Recently the internet has been a terrifying landscape. This is obviously not unusual considering we all know exactly what’sย happening on the internet.

However, we’ve recently come across an “interesting” Facebook comment, presented for you now.

very rude fb comment

So, now you see that the only interesting thing about this comment is its stupidity.

It’s not exactly unusual. While we may unanimously praise Asmaa Abulyazied now, how long will it take us before we turn on her and start bullying her like we did Dina El-Sherbiny?

We’re pretty sure she hasn’t forgotten being mocked for being dark, ‘not even clear on camera’, and not conventionally (read: light-skinned) pretty.


This is not to say that actresses are above criticism. They should be as critiqued as anyone, however what does calling someone ‘dark and ashy’ or a ‘sel3awa’ have to do with critique?

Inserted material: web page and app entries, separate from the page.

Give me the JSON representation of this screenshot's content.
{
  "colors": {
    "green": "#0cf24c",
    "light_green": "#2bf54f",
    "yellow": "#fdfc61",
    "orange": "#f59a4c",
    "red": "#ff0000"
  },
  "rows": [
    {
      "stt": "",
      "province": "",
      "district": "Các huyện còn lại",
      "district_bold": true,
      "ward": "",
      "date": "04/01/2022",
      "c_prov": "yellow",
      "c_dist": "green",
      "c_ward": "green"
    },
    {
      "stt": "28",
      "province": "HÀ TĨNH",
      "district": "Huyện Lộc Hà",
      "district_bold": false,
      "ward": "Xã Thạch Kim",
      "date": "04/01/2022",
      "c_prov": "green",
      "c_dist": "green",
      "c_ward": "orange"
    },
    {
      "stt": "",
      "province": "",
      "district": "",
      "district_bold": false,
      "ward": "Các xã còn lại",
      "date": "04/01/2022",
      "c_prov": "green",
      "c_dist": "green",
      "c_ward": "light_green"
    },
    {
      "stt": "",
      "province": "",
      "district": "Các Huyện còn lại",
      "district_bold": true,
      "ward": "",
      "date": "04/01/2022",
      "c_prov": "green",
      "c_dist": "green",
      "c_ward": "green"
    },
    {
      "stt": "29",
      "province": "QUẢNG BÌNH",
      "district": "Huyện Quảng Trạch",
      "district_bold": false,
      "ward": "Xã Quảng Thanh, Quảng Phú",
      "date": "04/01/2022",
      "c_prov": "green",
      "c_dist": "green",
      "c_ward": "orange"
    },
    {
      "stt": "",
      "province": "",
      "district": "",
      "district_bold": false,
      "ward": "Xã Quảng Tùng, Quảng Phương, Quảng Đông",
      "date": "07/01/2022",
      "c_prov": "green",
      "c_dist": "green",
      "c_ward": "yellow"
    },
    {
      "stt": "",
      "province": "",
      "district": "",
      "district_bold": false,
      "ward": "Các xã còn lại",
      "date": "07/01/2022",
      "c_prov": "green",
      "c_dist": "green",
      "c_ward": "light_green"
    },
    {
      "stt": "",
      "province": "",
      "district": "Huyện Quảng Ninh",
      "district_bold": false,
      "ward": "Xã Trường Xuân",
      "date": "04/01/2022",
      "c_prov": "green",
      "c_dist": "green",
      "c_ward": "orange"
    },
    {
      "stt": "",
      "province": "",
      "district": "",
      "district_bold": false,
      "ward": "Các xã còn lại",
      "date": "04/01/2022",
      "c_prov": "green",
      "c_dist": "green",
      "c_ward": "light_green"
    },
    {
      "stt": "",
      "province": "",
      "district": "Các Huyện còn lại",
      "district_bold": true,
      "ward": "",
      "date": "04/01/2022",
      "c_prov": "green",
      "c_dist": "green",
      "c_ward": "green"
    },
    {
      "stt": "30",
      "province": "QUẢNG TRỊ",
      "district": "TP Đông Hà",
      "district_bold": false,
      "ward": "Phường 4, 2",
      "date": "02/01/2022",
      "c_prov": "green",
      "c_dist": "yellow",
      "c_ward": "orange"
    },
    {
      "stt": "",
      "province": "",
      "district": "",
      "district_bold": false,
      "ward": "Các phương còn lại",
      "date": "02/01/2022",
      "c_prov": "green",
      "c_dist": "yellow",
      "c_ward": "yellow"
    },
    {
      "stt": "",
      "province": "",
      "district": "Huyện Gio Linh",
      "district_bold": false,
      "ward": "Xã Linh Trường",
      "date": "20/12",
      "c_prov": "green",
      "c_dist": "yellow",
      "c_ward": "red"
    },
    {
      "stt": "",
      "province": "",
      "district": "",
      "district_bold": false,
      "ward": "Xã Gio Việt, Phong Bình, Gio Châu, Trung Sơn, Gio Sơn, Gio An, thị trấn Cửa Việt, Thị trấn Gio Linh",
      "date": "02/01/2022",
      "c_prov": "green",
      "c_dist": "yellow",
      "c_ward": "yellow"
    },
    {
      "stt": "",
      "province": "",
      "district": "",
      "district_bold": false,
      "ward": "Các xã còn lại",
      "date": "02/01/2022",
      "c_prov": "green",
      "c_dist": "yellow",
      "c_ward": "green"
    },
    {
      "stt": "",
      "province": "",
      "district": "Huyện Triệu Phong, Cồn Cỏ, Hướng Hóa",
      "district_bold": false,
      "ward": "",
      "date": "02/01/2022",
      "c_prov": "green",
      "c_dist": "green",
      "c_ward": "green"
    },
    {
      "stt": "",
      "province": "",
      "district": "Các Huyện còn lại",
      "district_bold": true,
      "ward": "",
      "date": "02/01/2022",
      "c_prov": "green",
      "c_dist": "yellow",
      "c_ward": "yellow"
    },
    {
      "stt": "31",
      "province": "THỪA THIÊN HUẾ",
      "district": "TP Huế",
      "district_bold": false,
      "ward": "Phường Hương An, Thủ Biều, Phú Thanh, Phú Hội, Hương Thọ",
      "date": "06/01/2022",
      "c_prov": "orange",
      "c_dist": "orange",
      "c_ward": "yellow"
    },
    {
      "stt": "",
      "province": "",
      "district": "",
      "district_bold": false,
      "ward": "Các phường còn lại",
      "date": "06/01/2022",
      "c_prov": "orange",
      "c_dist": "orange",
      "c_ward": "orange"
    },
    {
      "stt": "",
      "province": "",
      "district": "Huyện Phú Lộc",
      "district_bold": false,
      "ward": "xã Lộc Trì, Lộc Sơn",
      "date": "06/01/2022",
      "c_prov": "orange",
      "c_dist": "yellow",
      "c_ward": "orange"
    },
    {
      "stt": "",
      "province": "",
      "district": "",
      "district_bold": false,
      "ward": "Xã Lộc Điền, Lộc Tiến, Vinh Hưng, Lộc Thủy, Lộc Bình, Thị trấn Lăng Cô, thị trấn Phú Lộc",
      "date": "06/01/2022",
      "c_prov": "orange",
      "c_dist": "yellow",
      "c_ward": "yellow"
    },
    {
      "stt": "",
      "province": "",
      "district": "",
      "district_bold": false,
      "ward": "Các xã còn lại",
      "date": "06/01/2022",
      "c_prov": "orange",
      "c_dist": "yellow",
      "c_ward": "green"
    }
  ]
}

This made me wonder, though. Why do Egyptians consider dark skin a bad thing?


Dina El-Sherbiny

Let’s State the Obvious and Everything Else

Okay, so we all know the answer to that one. We’re a society of colorist cowards, so it makes relative sense.

We’re not here to discuss relativity, though.

Most societies of non-white populations have this same disease we do. Colorism isn’t exactly a new thing for us, but most of us are unaware of that bias.


Lightening cream

So, What’s Colorism?

Colorism is a sub-section of the bias against dark skin that’s pretty much bizarre in its conception.

You see, colorism is when a person rates people who aren’t white according to their skin-tone and the lighter the person is the better.

Asmaa AY


People with lighter skin-tones are thought to be smarter, prettier, cleaner, and just better at everything. On the other hand, people with darker skin-tones are thought to be the absolute opposite. They’re less smart, less clean, less likable, and “ugly“.

Sounds a bit familiar right about now, correct?

Old Habits Just Won’t Die

The worst thing about colorism is that it’s not limited to white racists or people in the “countries out there“. Sadly, we have it in spades here.

For people who aren’t pale, we’ve all grown up with our parents telling us to stay out of the sun to not get darker. We’re told that we got burnt like toast when we’re back from spending too much time in the sun anyway.

We’re also told things like “being dark is being half-pretty but being white is simply being pretty“. Things like “yeah, I like darker people“, as if that’s just the validation we need.


Too much meme

Now that we’ve grown up, though, we’re starting to recognize this pattern and trying to stop it. We’re also trying to put in some self-confidence to kids we just know are going through the same things.

This is treated by the population as anger sometimes. Other times, it’s treated as jealousy. Both accounts have zero ring of truth.

Why We Should Seriously Drop This

Kim K

The first argument is that embracing darker skin-tones means that we’re invalidating pale people and we’re making them feel insecure. Yes, somehow that became a thing.

This is not to say that pale Egyptians don’t get bullied for their skin-tones. They do. In Europe, where they’re much darker and ‘other‘ compared to the white people.

Telling people to not embrace themselves is telling them to pretend like everything is okay just because we all grew up now. It does nothing to improve the situation.

This is a discussion we need to have, even if it makes people uncomfortable. People feel uncomfortable discussing many horrible things, but it doesn’t mean we turn the other cheek all the time.

The other argument is that the arguers are jealous, because of course everyone wants to be the palest person in the room. Please note the sarcasm.

Rendering everything to jealousy is honestly the easiest way in an argument, but it’s also plain childish. Not to mention that you’reย basically saying someone’s feelings of valid anger are worthless.

One Easy Step to Tone Down the Insensitivity

We won’t solve colorism in a day and an article, not that this needed saying. However, there are ways we can start working on our prejudices and toning them down.

The first step (the only step, really) is to think. Not about how you would feel if you were in the other person’s shoes. Just about that person. Then think about how that is inherently insensitive.

Every time you want to say something along the lines of “burnt” anything or something about not seeing a person in the dark, maybe don’t.

Consider that maybe a person’s emotions are more important than getting that one “ha ha” and few smirks.